In this intriguing book, Steve Crews turns over stones that have lain undisturbed for more than 50 years as he seeks to unravel a family mystery rooted in the Korean War. Using old-fashioned shoe leather rather than the Internet, Crews digs out official reports and other accounts relating to the July 1952 shooting death of Staff Sergeant Grover Gene McGuire – his father.
The shooting was ruled accidental, but as Crews follows the long paper trail — a quest sparked by some unrelated family research — he unearths inconsistencies and contradictions in the official records, raising the specter of suicide or something more sinister.
The plot thickens as we learn that one of two witnesses at the shooting was another airman, Fred Randall Crews, who two years later married McGuire’s widow and became step-father to her infant son Stevie. Crews notes that no one from either family attended that wedding, something he calls “a little strange,” while admitting there could have been good reasons for their absence.
That typifies the author’s approach: he piles up inconsistent and suspicious elements, ponders them, offers theories but stops short of reaching definitive conclusions. This repeated raising of expectations that go nowhere is initially frustrating for readers, but for Crews, who didn’t know his biological father’s name until age 58, none of that seems to matter: what’s important for him — and what begins to transport readers — is the journey of discovery.

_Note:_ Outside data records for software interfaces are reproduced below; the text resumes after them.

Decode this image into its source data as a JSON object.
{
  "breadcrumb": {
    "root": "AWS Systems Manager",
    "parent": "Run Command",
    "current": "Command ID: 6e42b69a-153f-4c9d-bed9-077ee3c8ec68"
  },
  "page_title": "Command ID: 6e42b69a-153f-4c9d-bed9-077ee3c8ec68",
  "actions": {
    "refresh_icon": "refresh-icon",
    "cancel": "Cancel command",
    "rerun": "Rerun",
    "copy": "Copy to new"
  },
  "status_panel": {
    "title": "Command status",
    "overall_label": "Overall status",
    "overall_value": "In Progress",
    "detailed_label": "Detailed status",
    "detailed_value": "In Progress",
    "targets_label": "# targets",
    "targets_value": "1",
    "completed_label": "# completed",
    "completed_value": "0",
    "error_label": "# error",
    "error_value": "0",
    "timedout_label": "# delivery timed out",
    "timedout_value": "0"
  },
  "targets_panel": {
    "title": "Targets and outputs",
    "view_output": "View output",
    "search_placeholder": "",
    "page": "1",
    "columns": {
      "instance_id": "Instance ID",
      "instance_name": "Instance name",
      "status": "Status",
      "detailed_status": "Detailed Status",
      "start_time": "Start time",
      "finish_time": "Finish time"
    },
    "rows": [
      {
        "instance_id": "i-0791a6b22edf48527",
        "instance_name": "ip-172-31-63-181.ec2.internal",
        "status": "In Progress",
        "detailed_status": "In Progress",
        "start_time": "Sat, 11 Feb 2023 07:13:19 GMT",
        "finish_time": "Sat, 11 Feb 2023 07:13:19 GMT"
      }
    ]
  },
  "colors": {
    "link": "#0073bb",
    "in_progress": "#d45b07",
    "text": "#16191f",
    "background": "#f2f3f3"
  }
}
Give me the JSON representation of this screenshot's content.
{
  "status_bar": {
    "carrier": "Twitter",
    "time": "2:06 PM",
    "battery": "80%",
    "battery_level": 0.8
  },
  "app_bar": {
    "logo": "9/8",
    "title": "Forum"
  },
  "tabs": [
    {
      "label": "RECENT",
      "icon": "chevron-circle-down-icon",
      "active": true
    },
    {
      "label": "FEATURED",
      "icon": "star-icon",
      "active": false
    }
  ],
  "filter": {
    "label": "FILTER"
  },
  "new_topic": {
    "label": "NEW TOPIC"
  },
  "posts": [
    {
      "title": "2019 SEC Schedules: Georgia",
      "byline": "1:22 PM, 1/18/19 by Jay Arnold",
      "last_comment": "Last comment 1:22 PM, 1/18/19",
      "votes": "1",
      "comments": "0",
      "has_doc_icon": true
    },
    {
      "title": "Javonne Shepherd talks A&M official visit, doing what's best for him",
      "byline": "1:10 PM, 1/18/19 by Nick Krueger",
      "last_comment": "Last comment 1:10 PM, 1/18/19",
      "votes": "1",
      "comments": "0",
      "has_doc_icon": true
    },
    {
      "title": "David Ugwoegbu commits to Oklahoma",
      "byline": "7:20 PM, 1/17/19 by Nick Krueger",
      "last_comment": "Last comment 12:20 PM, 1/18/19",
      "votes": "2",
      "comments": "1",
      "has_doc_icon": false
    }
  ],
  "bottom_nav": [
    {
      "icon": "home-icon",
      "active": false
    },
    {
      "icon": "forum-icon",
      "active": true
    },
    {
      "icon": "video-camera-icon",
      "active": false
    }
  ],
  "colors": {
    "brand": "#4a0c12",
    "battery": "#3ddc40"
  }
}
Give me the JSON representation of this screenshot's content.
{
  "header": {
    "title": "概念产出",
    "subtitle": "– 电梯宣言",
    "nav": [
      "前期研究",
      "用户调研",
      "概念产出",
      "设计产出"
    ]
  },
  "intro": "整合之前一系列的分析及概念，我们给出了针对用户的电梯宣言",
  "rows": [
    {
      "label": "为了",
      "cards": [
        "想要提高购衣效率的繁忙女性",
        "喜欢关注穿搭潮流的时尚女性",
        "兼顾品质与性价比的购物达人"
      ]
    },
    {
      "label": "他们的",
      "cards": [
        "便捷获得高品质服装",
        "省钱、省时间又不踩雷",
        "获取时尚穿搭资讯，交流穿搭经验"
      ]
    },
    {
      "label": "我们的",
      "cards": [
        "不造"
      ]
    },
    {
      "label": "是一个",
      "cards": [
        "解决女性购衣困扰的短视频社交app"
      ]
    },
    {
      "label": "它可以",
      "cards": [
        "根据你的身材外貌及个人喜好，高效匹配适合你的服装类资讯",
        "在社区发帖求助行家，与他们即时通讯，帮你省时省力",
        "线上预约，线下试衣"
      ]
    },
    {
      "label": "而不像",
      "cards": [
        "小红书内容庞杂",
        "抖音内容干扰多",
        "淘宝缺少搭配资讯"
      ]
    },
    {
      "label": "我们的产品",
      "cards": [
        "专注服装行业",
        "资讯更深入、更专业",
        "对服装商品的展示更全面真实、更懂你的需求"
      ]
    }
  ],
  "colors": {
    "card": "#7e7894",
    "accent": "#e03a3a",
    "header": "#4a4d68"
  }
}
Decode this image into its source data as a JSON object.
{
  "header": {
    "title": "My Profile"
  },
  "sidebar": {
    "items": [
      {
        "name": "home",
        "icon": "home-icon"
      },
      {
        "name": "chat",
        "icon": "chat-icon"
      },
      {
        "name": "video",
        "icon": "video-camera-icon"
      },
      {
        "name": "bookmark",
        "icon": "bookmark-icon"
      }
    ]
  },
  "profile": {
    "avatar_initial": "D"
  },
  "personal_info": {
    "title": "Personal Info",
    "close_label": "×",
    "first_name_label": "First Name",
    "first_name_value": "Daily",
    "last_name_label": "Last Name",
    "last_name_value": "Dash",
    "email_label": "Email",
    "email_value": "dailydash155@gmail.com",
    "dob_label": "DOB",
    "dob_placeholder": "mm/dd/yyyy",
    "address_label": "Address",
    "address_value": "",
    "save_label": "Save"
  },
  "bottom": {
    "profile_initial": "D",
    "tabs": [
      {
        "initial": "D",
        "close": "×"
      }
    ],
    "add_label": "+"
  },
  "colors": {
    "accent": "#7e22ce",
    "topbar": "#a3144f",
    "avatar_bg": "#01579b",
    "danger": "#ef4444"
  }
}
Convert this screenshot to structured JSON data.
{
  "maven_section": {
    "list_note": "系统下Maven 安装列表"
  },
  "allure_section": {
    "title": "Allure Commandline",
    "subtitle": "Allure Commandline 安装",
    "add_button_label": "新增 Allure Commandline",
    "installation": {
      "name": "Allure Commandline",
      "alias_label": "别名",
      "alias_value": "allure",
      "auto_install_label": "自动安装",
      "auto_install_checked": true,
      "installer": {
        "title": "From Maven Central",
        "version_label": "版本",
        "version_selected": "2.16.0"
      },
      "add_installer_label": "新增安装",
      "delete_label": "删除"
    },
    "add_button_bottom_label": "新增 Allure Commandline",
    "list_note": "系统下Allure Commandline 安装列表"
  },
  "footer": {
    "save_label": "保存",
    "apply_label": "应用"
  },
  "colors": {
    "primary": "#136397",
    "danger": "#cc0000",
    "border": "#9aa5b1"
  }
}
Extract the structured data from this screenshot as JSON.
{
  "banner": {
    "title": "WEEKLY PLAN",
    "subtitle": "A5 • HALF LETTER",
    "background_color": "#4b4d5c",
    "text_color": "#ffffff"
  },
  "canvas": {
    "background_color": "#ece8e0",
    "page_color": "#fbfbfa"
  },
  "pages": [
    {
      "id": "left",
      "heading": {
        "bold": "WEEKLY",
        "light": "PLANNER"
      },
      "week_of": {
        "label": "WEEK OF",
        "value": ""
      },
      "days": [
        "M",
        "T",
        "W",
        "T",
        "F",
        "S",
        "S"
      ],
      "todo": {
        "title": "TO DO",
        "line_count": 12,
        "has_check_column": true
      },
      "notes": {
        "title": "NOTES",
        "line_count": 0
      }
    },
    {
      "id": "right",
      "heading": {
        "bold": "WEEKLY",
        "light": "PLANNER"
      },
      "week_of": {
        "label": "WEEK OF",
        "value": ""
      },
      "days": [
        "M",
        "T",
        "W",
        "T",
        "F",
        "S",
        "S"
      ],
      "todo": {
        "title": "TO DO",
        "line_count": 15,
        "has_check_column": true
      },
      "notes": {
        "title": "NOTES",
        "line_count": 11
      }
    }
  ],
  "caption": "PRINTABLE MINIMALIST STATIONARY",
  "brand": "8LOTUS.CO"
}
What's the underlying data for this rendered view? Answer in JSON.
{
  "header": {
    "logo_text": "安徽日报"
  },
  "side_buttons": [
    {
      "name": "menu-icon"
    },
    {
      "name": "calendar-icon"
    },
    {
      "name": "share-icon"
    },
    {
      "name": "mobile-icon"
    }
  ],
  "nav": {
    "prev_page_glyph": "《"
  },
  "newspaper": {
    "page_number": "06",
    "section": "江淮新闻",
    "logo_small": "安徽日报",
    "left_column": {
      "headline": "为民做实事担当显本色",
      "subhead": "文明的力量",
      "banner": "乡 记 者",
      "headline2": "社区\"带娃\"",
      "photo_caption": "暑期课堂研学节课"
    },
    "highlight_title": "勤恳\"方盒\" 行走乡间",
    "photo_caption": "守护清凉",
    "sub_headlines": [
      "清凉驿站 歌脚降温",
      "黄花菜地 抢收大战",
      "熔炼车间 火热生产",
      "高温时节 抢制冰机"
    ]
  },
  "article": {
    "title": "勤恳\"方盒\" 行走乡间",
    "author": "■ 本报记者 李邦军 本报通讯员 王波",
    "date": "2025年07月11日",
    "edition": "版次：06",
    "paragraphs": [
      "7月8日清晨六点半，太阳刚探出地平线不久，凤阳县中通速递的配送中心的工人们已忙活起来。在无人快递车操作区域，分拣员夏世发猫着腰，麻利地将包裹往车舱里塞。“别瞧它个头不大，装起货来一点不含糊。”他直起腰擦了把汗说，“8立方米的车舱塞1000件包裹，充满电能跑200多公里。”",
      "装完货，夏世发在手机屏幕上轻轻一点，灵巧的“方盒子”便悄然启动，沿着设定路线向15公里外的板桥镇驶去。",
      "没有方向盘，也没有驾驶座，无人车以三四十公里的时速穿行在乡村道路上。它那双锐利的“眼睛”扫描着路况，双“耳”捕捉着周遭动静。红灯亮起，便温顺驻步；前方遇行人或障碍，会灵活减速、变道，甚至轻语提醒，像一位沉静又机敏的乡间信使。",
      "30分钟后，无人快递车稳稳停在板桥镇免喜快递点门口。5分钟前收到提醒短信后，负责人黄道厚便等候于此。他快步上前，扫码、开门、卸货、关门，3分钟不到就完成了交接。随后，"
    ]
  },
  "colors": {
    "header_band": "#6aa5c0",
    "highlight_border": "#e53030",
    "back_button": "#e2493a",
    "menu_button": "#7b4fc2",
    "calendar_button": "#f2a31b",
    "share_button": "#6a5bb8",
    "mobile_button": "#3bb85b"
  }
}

Like his father and stepfather, Crews is a military man who served in Vietnam, the Philippines and South Korea. His knowledge of military protocols and operations lends the book an authenticity that will likely appeal to other military personnel. But this short book (with rather large type) is an easy read, so non-military readers should find the time investment worthwhile as well, and may perhaps develop their own theories about what really happened in Korea all those years ago.